Credit Suisse extended its global charm offensive on Monday insisting it has "zero tolerance" for tax evasion after hundreds of its clients and top employees became the target of an international fraud probe.
The Zurich-based bank took out multiple adverts in British newspapers over the weekend as part of a damage-limitation effort after law enforcement agencies descended on three of its European offices Friday in a coordinated raid related to a tax evasion and money laundering probe.
"Credit Suisse applies a strict zero tolerance policy and wishes to conduct business with clients that have paid their taxes and fully declared their assets," Monday's ad said. The bank complies "with all applicable laws" in areas where it operates, it added.
Authorities in Europe and Australia on Friday announced a massive, coordinated tax fraud and money laundering investigation with hundreds of possible suspects across five countries. Dutch prosecutors received a tip concerning 55,000 accounts in which suspects may have deposited money without disclosing it to authorities.
However, an investigation had been originally launched back in 2016 across five countries, and could see results or actions in the next few weeks.
Credit Suisse's head of international wealth management, Iqbal Khan, told the Bloomberg news agency at the weekend that they were surprised by the investigations. However, he shared that the bank had later initiated an internal inquiry. Khan added, "If any individuals are implicated or have violated against these processes or procedures or policies that are in place then we will identify that very quickly."

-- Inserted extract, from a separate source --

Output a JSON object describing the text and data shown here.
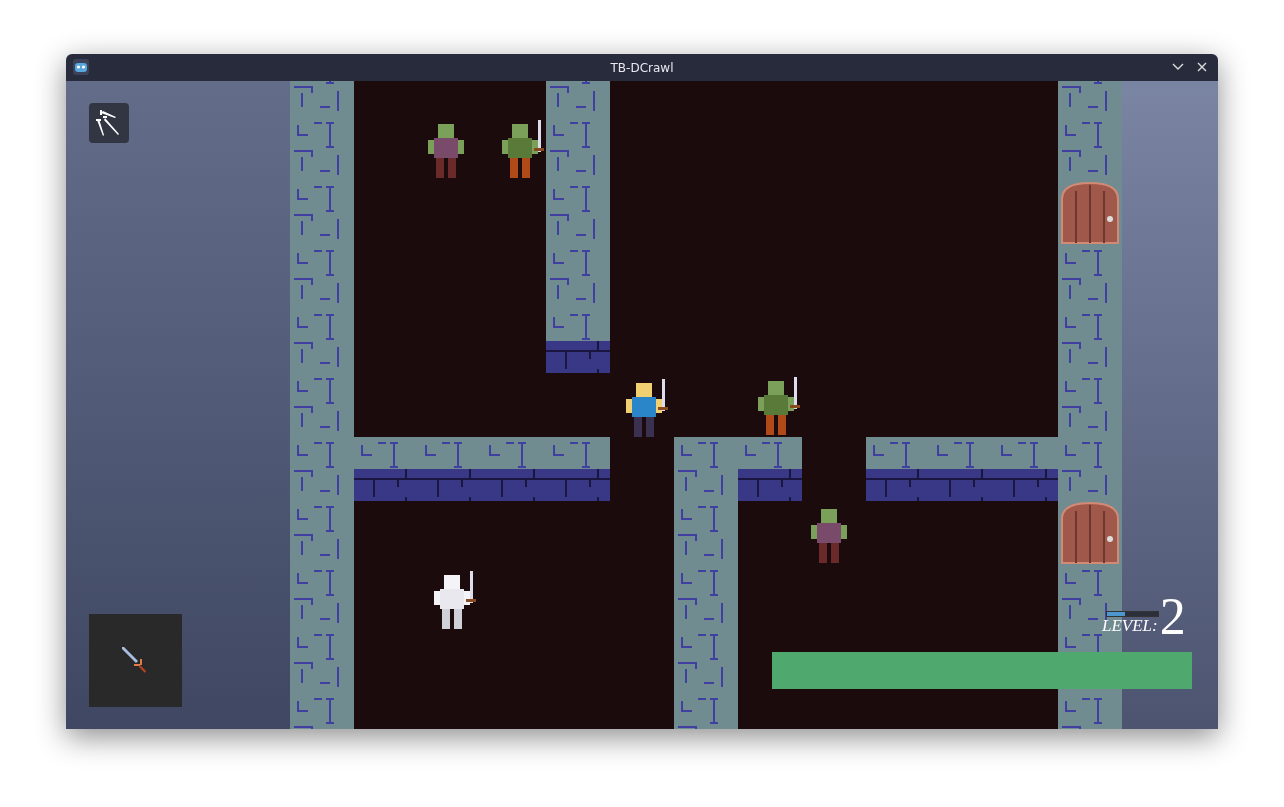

That claim appeared to be at odds with a statement from Britain's Revenue and Customs office, which referenced "senior employees" of a "global financial institution" as a focus of the investigation.
Khan also told Bloomberg he was surprised by the timing of the probe since Credit Suisse had "taken a proactive stance" against tax evasion in Europe.

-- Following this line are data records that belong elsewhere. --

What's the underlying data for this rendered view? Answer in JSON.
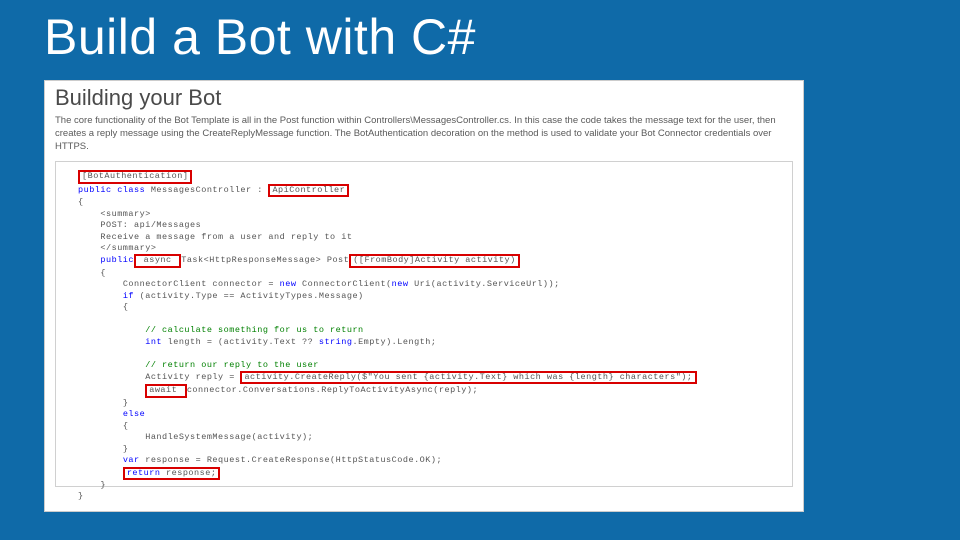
{
  "title": "Build a Bot with C#",
  "heading": "Building your Bot",
  "desc": "The core functionality of the Bot Template is all in the Post function within Controllers\\MessagesController.cs. In this case the code takes the message text for the user, then creates a reply message using the CreateReplyMessage function. The BotAuthentication decoration on the method is used to validate your Bot Connector credentials over HTTPS.",
  "code": {
    "l1": "[BotAuthentication]",
    "l2a": "public class",
    "l2b": " MessagesController : ",
    "l2c": "ApiController",
    "l3": "{",
    "l4": "<summary>",
    "l5": "POST: api/Messages",
    "l6": "Receive a message from a user and reply to it",
    "l7": "</summary>",
    "l8a": "public",
    "l8b": " async ",
    "l8c": "Task<HttpResponseMessage> Post",
    "l8d": "([FromBody]Activity activity)",
    "l9": "{",
    "l10a": "ConnectorClient connector = ",
    "l10b": "new",
    "l10c": " ConnectorClient(",
    "l10d": "new",
    "l10e": " Uri(activity.ServiceUrl));",
    "l11a": "if",
    "l11b": " (activity.Type == ActivityTypes.Message)",
    "l12": "{",
    "l13": "// calculate something for us to return",
    "l14a": "int",
    "l14b": " length = (activity.Text ?? ",
    "l14c": "string",
    "l14d": ".Empty).Length;",
    "l15": "// return our reply to the user",
    "l16a": "Activity reply = ",
    "l16b": "activity.CreateReply($\"You sent {activity.Text} which was {length} characters\");",
    "l17a": "await ",
    "l17b": "connector.Conversations.ReplyToActivityAsync(reply);",
    "l18": "}",
    "l19": "else",
    "l20": "{",
    "l21": "HandleSystemMessage(activity);",
    "l22": "}",
    "l23a": "var",
    "l23b": " response = Request.CreateResponse(HttpStatusCode.OK);",
    "l24a": "return",
    "l24b": " response;",
    "l25": "}",
    "l26": "}"
  }
}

None of the authorities participating in the operation disclosed the name of the financial institution but Credit Suisse, Switzerland’s second largest bank, admitted that local authorities had visited its offices in Amsterdam, London and Paris "concerning client tax matters."

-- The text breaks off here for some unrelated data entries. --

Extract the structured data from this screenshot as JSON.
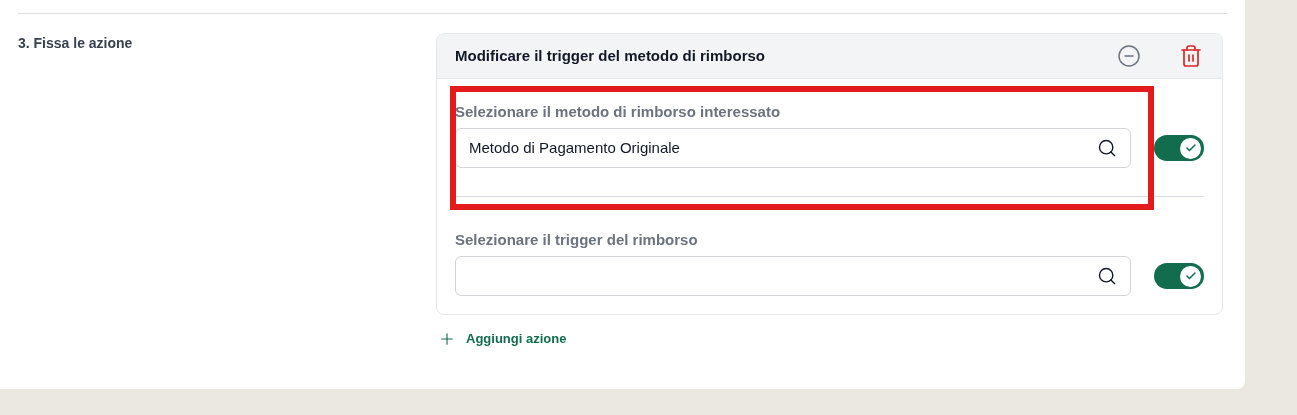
{
  "step": {
    "label": "3. Fissa le azione"
  },
  "action_card": {
    "title": "Modificare il trigger del metodo di rimborso",
    "fields": [
      {
        "label": "Selezionare il metodo di rimborso interessato",
        "value": "Metodo di Pagamento Originale",
        "on": true,
        "highlighted": true
      },
      {
        "label": "Selezionare il trigger del rimborso",
        "on": true,
        "highlighted": false
      }
    ]
  },
  "add_action": {
    "label": "Aggiungi azione"
  }
}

A spokesperson for the bank said that they were cooperating with authorities and that they had launched an internal probe into the matter.
The investigations, however, infuriated Switzerland's authorities because they were not given prior information about the same. The Dutch prosecutors said that they did not involve Swiss authorities in the investigations as the suspects were related only to Swiss accounts and were not Swiss residents.
Moreover, the FIOD said in a statement, "If the Swiss authorities wish to receive information on the investigation, we, the other countries involved and Eurojust, are always willing to discuss (that) with them."
Eurojust, the agency of the European Union, which deals with judicial co-operation in criminal issues, said that the inspections began in 2016 and any further actions are expected to take place in the next few weeks.
Eurojust said that the Dutch prosecutors had analyzed large volumes of information to search for those suspected of tax evasions and money laundering.